There are days that living in town has its advantages, like when an old friend is driving to her daughter’s band concert at the school across the street and sees you standing outside. The friend, who I have barely seen in several years walked across the lawn with a sun-infused smile (or some might say Son-infused), her hair as blond now at 39 as I remember it at 19. Looking at her has always made me think of the “got milk” commercials, partly because of her sparkling white teeth and smooth skin but also because her family are diary farmers about ten miles from us.

Standing out with the sun pouring across the lawn and the kids, and Dad and potential, catching up on our families made a busy week seem less busy and more manageable. 

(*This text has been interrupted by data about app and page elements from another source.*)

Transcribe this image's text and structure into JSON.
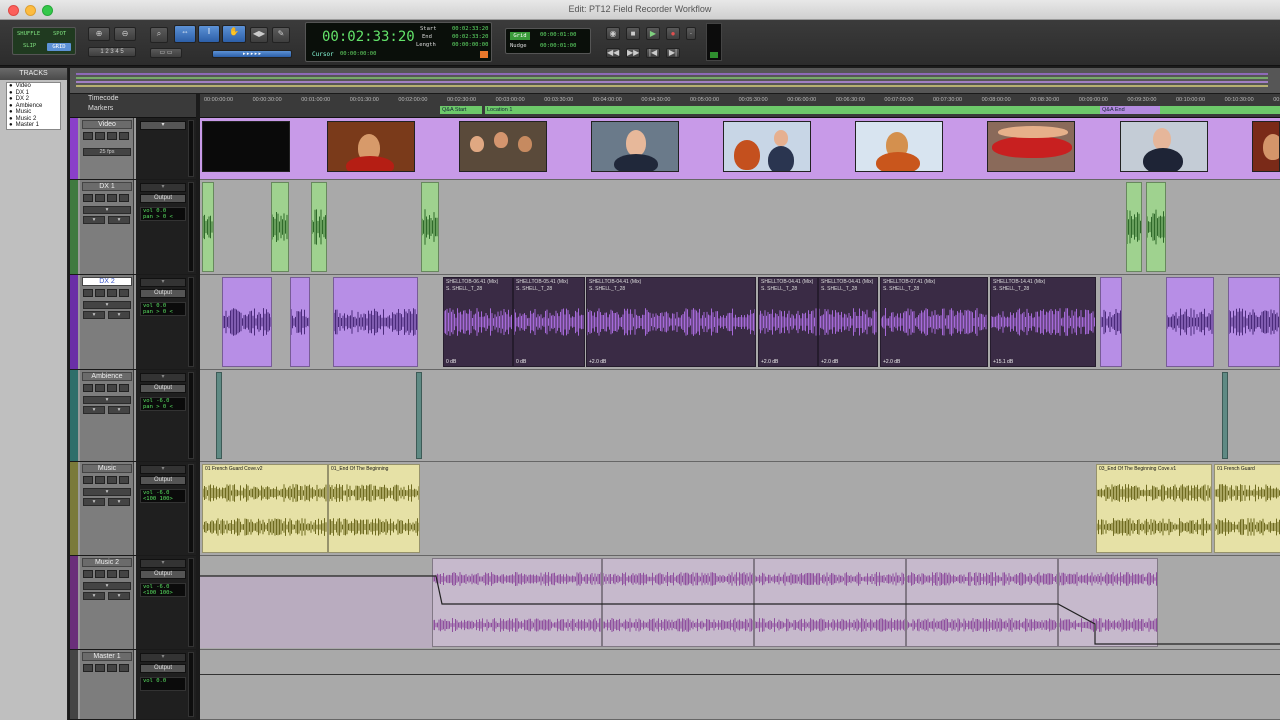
{
  "window": {
    "title": "Edit: PT12 Field Recorder Workflow"
  },
  "colors": {
    "video": "#c89ae8",
    "dialog": "#9fd28f",
    "voice": "#3a2b45",
    "voiceFrame": "#b78ee6",
    "music": "#e6e1a6",
    "musicWave": "#6e6a1f",
    "music2": "#8f4f9e",
    "music2Bg": "#c6b9cc",
    "accent": "#5c92d6"
  },
  "toolbar": {
    "counter_main": "00:02:33:20",
    "counter_sub": "Cursor",
    "counter_cursor": "00:00:00:00",
    "start_label": "Start",
    "end_label": "End",
    "length_label": "Length",
    "start_value": "00:02:33:20",
    "end_value": "00:02:33:20",
    "length_value": "00:00:00:00",
    "grid_label": "Grid",
    "nudge_label": "Nudge",
    "grid_value": "00:00:01:00",
    "nudge_value": "00:00:01:00",
    "mode_left_top": "SHUFFLE",
    "mode_left_mid": "SPOT",
    "mode_left_bot": "SLIP",
    "mode_right_bot": "GRID"
  },
  "tracks_panel": {
    "header": "TRACKS",
    "items": [
      "Video",
      "DX 1",
      "DX 2",
      "Ambience",
      "Music",
      "Music 2",
      "Master 1"
    ]
  },
  "ruler": {
    "label_top": "Timecode",
    "label_bot": "Markers",
    "ticks": [
      "00:00:00:00",
      "00:00:30:00",
      "00:01:00:00",
      "00:01:30:00",
      "00:02:00:00",
      "00:02:30:00",
      "00:03:00:00",
      "00:03:30:00",
      "00:04:00:00",
      "00:04:30:00",
      "00:05:00:00",
      "00:05:30:00",
      "00:06:00:00",
      "00:06:30:00",
      "00:07:00:00",
      "00:07:30:00",
      "00:08:00:00",
      "00:08:30:00",
      "00:09:00:00",
      "00:09:30:00",
      "00:10:00:00",
      "00:10:30:00",
      "00:11:00:00"
    ],
    "markers": [
      "Q&A Start",
      "Location 1",
      "Q&A End"
    ]
  },
  "tracks": [
    {
      "name": "Video",
      "fps": "25 fps"
    },
    {
      "name": "DX 1",
      "io": "Output",
      "vol": "vol 0.0",
      "pan": "pan > 0 <"
    },
    {
      "name": "DX 2",
      "io": "Output",
      "vol": "vol 0.0",
      "pan": "pan > 0 <"
    },
    {
      "name": "Ambience",
      "io": "Output",
      "vol": "vol -6.0",
      "pan": "pan > 0 <"
    },
    {
      "name": "Music",
      "io": "Output",
      "vol": "vol -6.0",
      "pan": "<100 100>"
    },
    {
      "name": "Music 2",
      "io": "Output",
      "vol": "vol -6.0",
      "pan": "<100 100>"
    },
    {
      "name": "Master 1",
      "io": "Output",
      "vol": "vol 0.0"
    }
  ],
  "clips": {
    "voice_names": [
      "SHELLTOB-06.41 (Mix)",
      "SHELLTOB-05.41 (Mix)",
      "SHELLTOB-04.41 (Mix)",
      "SHELLTOB-04.41 (Mix)",
      "SHELLTOB-04.41 (Mix)",
      "SHELLTOB-07.41 (Mix)",
      "SHELLTOB-14.41 (Mix)"
    ],
    "voice_sub": "S. SHELL_T_28",
    "voice_gains": [
      "0 dB",
      "0 dB",
      "+2.0 dB",
      "+2.0 dB",
      "+2.0 dB",
      "+2.0 dB",
      "+15.1 dB"
    ],
    "music_names": [
      "01 French Guard Cove.v2",
      "01_End Of The Beginning",
      "03_End Of The Beginning Cove.v1",
      "01 French Guard"
    ]
  }
}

It was dark by the time the garden was done and Dad reminded my son that when the dirt crumbles in your hand it’s the best time to plant.

The kids had dirt in their finger nails like I had at their age. My legs and arms were bit up by mosquitoes because apparently they love my blood. My head was full of ideas but also of thoughts the Father, Son and Holy Spirit after Dad brought me a file of thoughts he had gathered about healing, Christ, and souls on fire.

He stood there as the sun set and pondered people who have prophetic dreams and people who are filled with the Holy Spirit, but don’t understand it. Pondering God and  how He works and why He works the way he does is something he’s done all my life. Though not a big reader of fiction, he’d often sit at his desk (now his computer) and pour over books on theology, blessing, curses, and God’s role in our lives.

I called Mom when he pulled out, a tradition, and told her he was on his way home, since he often is out late helping others, or if not, wandering aimlessly in Lowe’s admiring planks of wood and nuts and bolts to add to his collection, and forgets to update her on where he is.

Baths were late.

Bedtime was late.

But lungs were filled with fresh air, bonding time was spent, hard work was done, and deep, well earned slumber followed.